# Eigenvalues and Eigenfunctions for a function of an operator?

For my quantum homework, I was asked to prove if $$f(x)$$ is an eigenvector of $$F(\hat{A})$$ where $$F$$ is given as an "arbitrary differential function" and $$f(x)$$ is a known eigenfunction of $$\hat{A}$$ with an eigenvalue of $$\lambda$$.

I know that $$F(\hat{A})$$ can be expanded into a Taylor series to be represented as:

$$e^{(\hat{A})} = \sum\limits_{n=0}^{\infty} \frac{1}{n!}\hat{A}^n$$

I'm currently thinking of solving this problem by doing something along the lines of :

$$e^{(\hat{A})} f(x) = f(x) + \hat{A}f(x) + \frac{1}{2!}\hat{A}^2f(x) + ...+ \frac{1}{n!}\hat{A}^nf(x)$$

$$= f(x) + \lambda f(x) + \frac{1}{2!}\hat{A} \lambda f(x) + ...+ \frac{1}{n!}\hat{A}^{n-1} \lambda f(x)$$

$$= f(x) + \lambda f(x) + \frac{1}{2!}\lambda^2 f(x) + ...+ \frac{1}{n!}\lambda^n f(x)$$

This is really my first experience working with a series expansion, so I am not really sure if this expansion alone is sufficient to prove if $$f(x)$$ is an eigenfunction of $$F(\hat{A})$$ nor am I confident in how to pull an eigenvalue out of the expansion.

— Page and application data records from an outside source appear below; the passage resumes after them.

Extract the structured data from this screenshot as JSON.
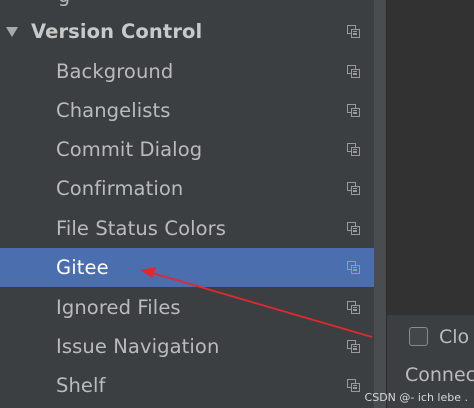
{
  "tree": {
    "top_partial_glyph": "g",
    "group": {
      "label": "Version Control",
      "expanded": true,
      "icon": "chevron-down-icon"
    },
    "items": [
      {
        "label": "Background",
        "selected": false,
        "icon": "copy-icon"
      },
      {
        "label": "Changelists",
        "selected": false,
        "icon": "copy-icon"
      },
      {
        "label": "Commit Dialog",
        "selected": false,
        "icon": "copy-icon"
      },
      {
        "label": "Confirmation",
        "selected": false,
        "icon": "copy-icon"
      },
      {
        "label": "File Status Colors",
        "selected": false,
        "icon": "copy-icon"
      },
      {
        "label": "Gitee",
        "selected": true,
        "icon": "copy-icon"
      },
      {
        "label": "Ignored Files",
        "selected": false,
        "icon": "copy-icon"
      },
      {
        "label": "Issue Navigation",
        "selected": false,
        "icon": "copy-icon"
      },
      {
        "label": "Shelf",
        "selected": false,
        "icon": "copy-icon"
      }
    ]
  },
  "right_panel": {
    "checkbox_label": "Clo",
    "checkbox_checked": false,
    "connect_label": "Connec"
  },
  "watermark": "CSDN @- ich lebe .",
  "colors": {
    "background": "#3c3f41",
    "selection": "#4b6eaf",
    "text": "#bbbbbb",
    "annotation_arrow": "#e0282e"
  }
}
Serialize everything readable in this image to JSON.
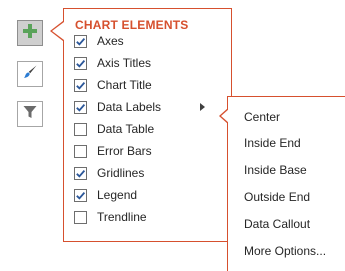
{
  "side_buttons": [
    {
      "icon": "plus-icon",
      "active": true
    },
    {
      "icon": "paintbrush-icon",
      "active": false
    },
    {
      "icon": "filter-icon",
      "active": false
    }
  ],
  "chart_elements": {
    "title": "CHART ELEMENTS",
    "items": [
      {
        "label": "Axes",
        "checked": true
      },
      {
        "label": "Axis Titles",
        "checked": true
      },
      {
        "label": "Chart Title",
        "checked": true
      },
      {
        "label": "Data Labels",
        "checked": true,
        "has_submenu": true
      },
      {
        "label": "Data Table",
        "checked": false
      },
      {
        "label": "Error Bars",
        "checked": false
      },
      {
        "label": "Gridlines",
        "checked": true
      },
      {
        "label": "Legend",
        "checked": true
      },
      {
        "label": "Trendline",
        "checked": false
      }
    ]
  },
  "data_labels_submenu": {
    "items": [
      "Center",
      "Inside End",
      "Inside Base",
      "Outside End",
      "Data Callout",
      "More Options..."
    ]
  },
  "colors": {
    "accent": "#d6502e",
    "plus": "#5aa35a",
    "check": "#2b579a"
  }
}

Any guidance is appreciated.

• Now the eigenvalue is $e^{\lambda}$ in the way you calculate it, if you let $n \rightarrow \infty$, so indeed $f(x)$ is an eigenfunction – Dani Sep 30 at 9:16
• @Dani thank you! Much appreciated! – c2v_reactsonly Sep 30 at 13:23

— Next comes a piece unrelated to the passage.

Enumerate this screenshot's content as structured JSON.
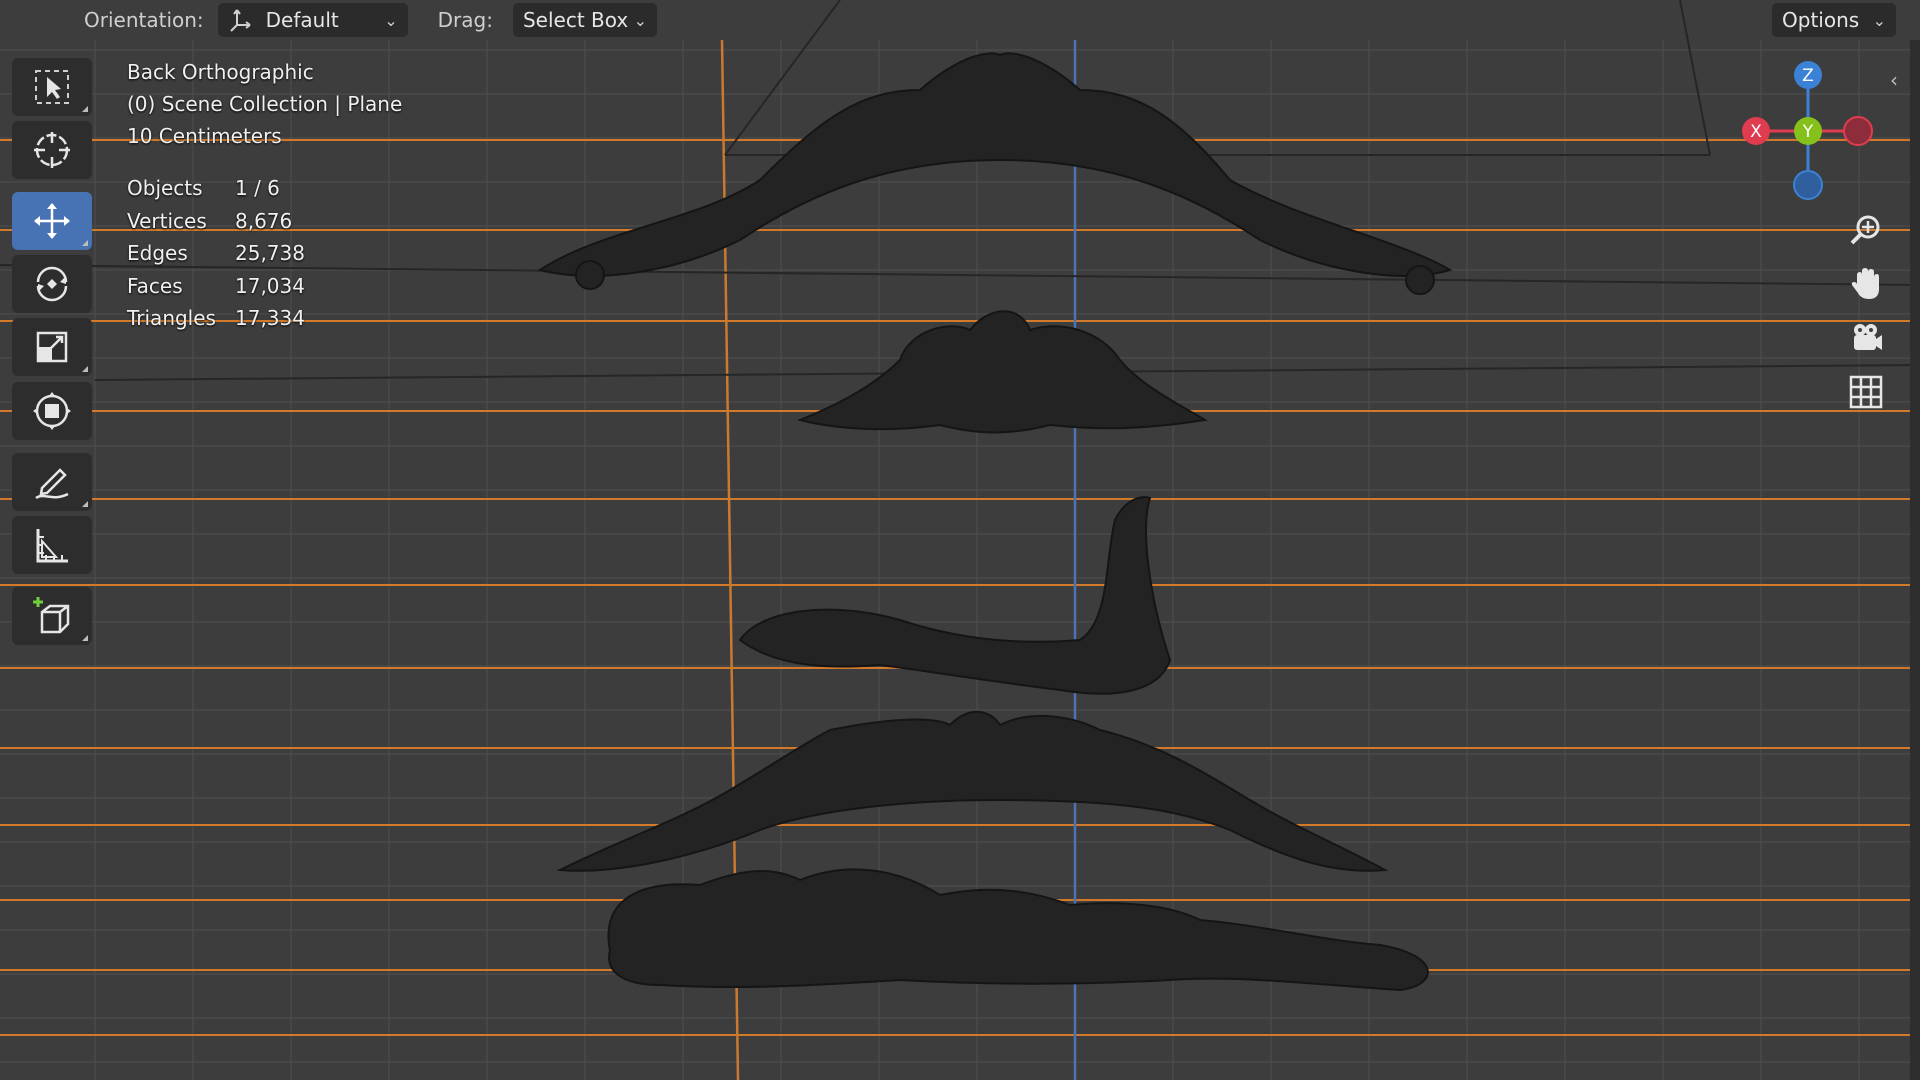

Is $$F(\hat{A})$$ an "arbitrary differential function" (I am not entirely sure what you mean with this) as you stated in the first sentence or is it explicitly given as the exponential of $$\hat{A}$$?
Lets begin with the second case. You can proceed with your calculation by noting \begin{align} e^{\hat{A}} f(x) &= f(x) + \lambda f(x) + \frac{\lambda^2}{2!} f(x) \, + \, ... \, + \frac{\lambda^n}{n!}f(x) \,+ \, ... \, \\ &= (1 + \lambda + \frac{\lambda^2}{2!} \, + \, ... \, + \frac{\lambda^n}{n!} \,+ \, ... )\, f(x) . \end{align} From here on you should be able to figure out the rest.
Now for the sake of completeness to the first case, if $$F$$ is an "arbitrary differential function" you would need to proof the spectral theorem, which I think is unlikely in a regular QM course.
• I think $F$ is the arbitrary differential function, not $F\hat{A}$. Hopefully, I'm not expected to prove the spectral theorem, it does seem a little overkill for this course. – c2v_reactsonly Sep 30 at 13:14
• Could this not be extended to the general case by writing $F(\hat{A})=\sum_{n=0}^{\infty}a_n\hat{A}^n$ where $a_n$ are some undetermined coefficients? – Tyberius Oct 1 at 1:10